## Work task
Report back each line of the data that contains the word "time".

## Available data
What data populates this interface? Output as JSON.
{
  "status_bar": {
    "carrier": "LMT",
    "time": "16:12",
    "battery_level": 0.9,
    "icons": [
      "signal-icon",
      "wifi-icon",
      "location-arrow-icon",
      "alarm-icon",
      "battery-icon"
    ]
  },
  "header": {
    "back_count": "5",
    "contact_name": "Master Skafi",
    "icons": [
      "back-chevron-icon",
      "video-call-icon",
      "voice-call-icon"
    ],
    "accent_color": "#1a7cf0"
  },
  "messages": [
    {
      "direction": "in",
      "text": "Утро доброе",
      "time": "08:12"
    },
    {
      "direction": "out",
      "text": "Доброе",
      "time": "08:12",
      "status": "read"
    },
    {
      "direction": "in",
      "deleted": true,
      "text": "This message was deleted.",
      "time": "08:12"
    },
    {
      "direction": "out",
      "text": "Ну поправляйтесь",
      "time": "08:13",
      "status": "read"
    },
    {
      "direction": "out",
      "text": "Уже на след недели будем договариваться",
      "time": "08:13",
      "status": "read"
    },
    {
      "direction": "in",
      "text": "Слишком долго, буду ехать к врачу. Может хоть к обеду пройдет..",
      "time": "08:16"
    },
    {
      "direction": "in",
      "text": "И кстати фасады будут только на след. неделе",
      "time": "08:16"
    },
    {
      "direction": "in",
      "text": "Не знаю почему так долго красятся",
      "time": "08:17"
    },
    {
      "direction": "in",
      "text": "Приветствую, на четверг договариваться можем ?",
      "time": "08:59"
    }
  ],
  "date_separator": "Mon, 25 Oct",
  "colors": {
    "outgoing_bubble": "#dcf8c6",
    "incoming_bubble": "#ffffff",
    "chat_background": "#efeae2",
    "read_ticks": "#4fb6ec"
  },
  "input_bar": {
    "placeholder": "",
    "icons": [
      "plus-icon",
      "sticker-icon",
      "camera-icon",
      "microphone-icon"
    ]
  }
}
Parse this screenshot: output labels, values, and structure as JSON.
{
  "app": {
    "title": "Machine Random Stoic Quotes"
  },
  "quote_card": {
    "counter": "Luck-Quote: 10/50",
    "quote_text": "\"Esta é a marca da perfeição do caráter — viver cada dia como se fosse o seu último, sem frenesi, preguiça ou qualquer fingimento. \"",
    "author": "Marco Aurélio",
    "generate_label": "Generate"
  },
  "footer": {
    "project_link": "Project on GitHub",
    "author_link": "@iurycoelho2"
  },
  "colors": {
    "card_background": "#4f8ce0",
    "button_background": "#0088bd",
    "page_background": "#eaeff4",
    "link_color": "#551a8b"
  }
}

## Response to the exercise
    "time": "16:12",
      "time": "08:12"
      "time": "08:12",
      "time": "08:12"
      "time": "08:13",
      "time": "08:13",
      "time": "08:16"
      "time": "08:16"
      "time": "08:17"
      "time": "08:59"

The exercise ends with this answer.